Material for the task
=-=-=-=-=

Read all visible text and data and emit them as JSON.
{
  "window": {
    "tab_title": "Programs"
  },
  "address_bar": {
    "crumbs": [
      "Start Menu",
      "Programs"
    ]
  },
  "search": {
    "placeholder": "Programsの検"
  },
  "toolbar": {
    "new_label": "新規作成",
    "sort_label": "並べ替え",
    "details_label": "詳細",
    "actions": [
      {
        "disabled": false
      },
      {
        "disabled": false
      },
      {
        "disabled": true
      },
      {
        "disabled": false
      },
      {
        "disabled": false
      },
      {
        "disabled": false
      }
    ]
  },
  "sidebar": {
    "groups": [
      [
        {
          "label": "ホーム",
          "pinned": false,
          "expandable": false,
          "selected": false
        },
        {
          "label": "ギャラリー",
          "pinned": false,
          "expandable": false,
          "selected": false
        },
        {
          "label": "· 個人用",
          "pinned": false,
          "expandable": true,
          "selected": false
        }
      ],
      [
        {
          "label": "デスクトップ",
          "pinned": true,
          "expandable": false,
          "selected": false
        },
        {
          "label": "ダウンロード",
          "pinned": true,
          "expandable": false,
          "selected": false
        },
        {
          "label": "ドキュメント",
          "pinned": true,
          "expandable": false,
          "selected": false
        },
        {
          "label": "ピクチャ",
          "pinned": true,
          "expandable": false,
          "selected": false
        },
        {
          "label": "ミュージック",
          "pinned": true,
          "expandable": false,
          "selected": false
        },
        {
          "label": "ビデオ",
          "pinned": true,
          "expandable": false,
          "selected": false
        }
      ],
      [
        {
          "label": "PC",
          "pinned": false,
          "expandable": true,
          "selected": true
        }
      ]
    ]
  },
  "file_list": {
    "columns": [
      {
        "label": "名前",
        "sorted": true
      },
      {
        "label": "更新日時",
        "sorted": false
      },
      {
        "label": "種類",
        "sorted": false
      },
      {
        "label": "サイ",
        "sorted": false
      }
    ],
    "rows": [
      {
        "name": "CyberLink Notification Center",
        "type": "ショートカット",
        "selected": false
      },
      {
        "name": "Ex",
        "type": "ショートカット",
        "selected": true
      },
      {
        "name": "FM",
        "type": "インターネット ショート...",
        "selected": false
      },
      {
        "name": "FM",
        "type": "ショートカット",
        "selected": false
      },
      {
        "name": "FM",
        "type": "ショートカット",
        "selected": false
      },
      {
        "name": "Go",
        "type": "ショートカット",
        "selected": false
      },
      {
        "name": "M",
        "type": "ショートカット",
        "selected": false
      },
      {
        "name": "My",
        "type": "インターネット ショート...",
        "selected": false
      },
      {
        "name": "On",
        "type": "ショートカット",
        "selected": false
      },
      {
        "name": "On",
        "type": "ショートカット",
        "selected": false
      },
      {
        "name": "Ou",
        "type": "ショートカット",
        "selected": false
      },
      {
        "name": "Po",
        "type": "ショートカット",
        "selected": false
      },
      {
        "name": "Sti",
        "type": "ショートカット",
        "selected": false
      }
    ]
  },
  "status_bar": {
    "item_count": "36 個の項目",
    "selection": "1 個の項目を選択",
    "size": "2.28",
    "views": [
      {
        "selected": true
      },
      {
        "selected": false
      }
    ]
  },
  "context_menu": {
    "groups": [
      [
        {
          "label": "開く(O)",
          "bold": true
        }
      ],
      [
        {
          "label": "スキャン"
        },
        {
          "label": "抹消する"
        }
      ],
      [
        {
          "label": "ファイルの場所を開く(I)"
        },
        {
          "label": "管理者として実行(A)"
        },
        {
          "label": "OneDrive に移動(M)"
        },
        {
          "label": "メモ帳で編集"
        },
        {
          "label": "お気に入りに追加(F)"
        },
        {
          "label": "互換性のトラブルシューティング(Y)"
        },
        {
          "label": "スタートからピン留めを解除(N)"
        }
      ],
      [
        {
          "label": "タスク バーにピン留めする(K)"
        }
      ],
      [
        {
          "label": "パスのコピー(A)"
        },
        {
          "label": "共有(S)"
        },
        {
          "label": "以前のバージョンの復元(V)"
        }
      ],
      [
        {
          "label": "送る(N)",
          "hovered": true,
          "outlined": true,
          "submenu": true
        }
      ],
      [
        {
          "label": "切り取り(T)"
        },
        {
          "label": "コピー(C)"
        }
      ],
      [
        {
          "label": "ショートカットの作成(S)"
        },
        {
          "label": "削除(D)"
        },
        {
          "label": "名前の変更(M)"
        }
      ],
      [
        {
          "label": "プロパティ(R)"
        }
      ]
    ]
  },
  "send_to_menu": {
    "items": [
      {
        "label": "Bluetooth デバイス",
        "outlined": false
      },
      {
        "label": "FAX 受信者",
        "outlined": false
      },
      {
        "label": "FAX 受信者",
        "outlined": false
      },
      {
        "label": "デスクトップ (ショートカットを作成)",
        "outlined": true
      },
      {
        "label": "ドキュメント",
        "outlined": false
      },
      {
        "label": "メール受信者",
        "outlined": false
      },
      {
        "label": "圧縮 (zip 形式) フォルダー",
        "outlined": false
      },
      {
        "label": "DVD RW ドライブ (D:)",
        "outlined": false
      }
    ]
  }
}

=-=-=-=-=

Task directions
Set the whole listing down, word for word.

Answer to this exercise
Read all visible text and data and emit them as JSON.
{
  "window": {
    "tab_title": "Programs"
  },
  "address_bar": {
    "crumbs": [
      "Start Menu",
      "Programs"
    ]
  },
  "search": {
    "placeholder": "Programsの検"
  },
  "toolbar": {
    "new_label": "新規作成",
    "sort_label": "並べ替え",
    "details_label": "詳細",
    "actions": [
      {
        "disabled": false
      },
      {
        "disabled": false
      },
      {
        "disabled": true
      },
      {
        "disabled": false
      },
      {
        "disabled": false
      },
      {
        "disabled": false
      }
    ]
  },
  "sidebar": {
    "groups": [
      [
        {
          "label": "ホーム",
          "pinned": false,
          "expandable": false,
          "selected": false
        },
        {
          "label": "ギャラリー",
          "pinned": false,
          "expandable": false,
          "selected": false
        },
        {
          "label": "· 個人用",
          "pinned": false,
          "expandable": true,
          "selected": false
        }
      ],
      [
        {
          "label": "デスクトップ",
          "pinned": true,
          "expandable": false,
          "selected": false
        },
        {
          "label": "ダウンロード",
          "pinned": true,
          "expandable": false,
          "selected": false
        },
        {
          "label": "ドキュメント",
          "pinned": true,
          "expandable": false,
          "selected": false
        },
        {
          "label": "ピクチャ",
          "pinned": true,
          "expandable": false,
          "selected": false
        },
        {
          "label": "ミュージック",
          "pinned": true,
          "expandable": false,
          "selected": false
        },
        {
          "label": "ビデオ",
          "pinned": true,
          "expandable": false,
          "selected": false
        }
      ],
      [
        {
          "label": "PC",
          "pinned": false,
          "expandable": true,
          "selected": true
        }
      ]
    ]
  },
  "file_list": {
    "columns": [
      {
        "label": "名前",
        "sorted": true
      },
      {
        "label": "更新日時",
        "sorted": false
      },
      {
        "label": "種類",
        "sorted": false
      },
      {
        "label": "サイ",
        "sorted": false
      }
    ],
    "rows": [
      {
        "name": "CyberLink Notification Center",
        "type": "ショートカット",
        "selected": false
      },
      {
        "name": "Ex",
        "type": "ショートカット",
        "selected": true
      },
      {
        "name": "FM",
        "type": "インターネット ショート...",
        "selected": false
      },
      {
        "name": "FM",
        "type": "ショートカット",
        "selected": false
      },
      {
        "name": "FM",
        "type": "ショートカット",
        "selected": false
      },
      {
        "name": "Go",
        "type": "ショートカット",
        "selected": false
      },
      {
        "name": "M",
        "type": "ショートカット",
        "selected": false
      },
      {
        "name": "My",
        "type": "インターネット ショート...",
        "selected": false
      },
      {
        "name": "On",
        "type": "ショートカット",
        "selected": false
      },
      {
        "name": "On",
        "type": "ショートカット",
        "selected": false
      },
      {
        "name": "Ou",
        "type": "ショートカット",
        "selected": false
      },
      {
        "name": "Po",
        "type": "ショートカット",
        "selected": false
      },
      {
        "name": "Sti",
        "type": "ショートカット",
        "selected": false
      }
    ]
  },
  "status_bar": {
    "item_count": "36 個の項目",
    "selection": "1 個の項目を選択",
    "size": "2.28",
    "views": [
      {
        "selected": true
      },
      {
        "selected": false
      }
    ]
  },
  "context_menu": {
    "groups": [
      [
        {
          "label": "開く(O)",
          "bold": true
        }
      ],
      [
        {
          "label": "スキャン"
        },
        {
          "label": "抹消する"
        }
      ],
      [
        {
          "label": "ファイルの場所を開く(I)"
        },
        {
          "label": "管理者として実行(A)"
        },
        {
          "label": "OneDrive に移動(M)"
        },
        {
          "label": "メモ帳で編集"
        },
        {
          "label": "お気に入りに追加(F)"
        },
        {
          "label": "互換性のトラブルシューティング(Y)"
        },
        {
          "label": "スタートからピン留めを解除(N)"
        }
      ],
      [
        {
          "label": "タスク バーにピン留めする(K)"
        }
      ],
      [
        {
          "label": "パスのコピー(A)"
        },
        {
          "label": "共有(S)"
        },
        {
          "label": "以前のバージョンの復元(V)"
        }
      ],
      [
        {
          "label": "送る(N)",
          "hovered": true,
          "outlined": true,
          "submenu": true
        }
      ],
      [
        {
          "label": "切り取り(T)"
        },
        {
          "label": "コピー(C)"
        }
      ],
      [
        {
          "label": "ショートカットの作成(S)"
        },
        {
          "label": "削除(D)"
        },
        {
          "label": "名前の変更(M)"
        }
      ],
      [
        {
          "label": "プロパティ(R)"
        }
      ]
    ]
  },
  "send_to_menu": {
    "items": [
      {
        "label": "Bluetooth デバイス",
        "outlined": false
      },
      {
        "label": "FAX 受信者",
        "outlined": false
      },
      {
        "label": "FAX 受信者",
        "outlined": false
      },
      {
        "label": "デスクトップ (ショートカットを作成)",
        "outlined": true
      },
      {
        "label": "ドキュメント",
        "outlined": false
      },
      {
        "label": "メール受信者",
        "outlined": false
      },
      {
        "label": "圧縮 (zip 形式) フォルダー",
        "outlined": false
      },
      {
        "label": "DVD RW ドライブ (D:)",
        "outlined": false
      }
    ]
  }
}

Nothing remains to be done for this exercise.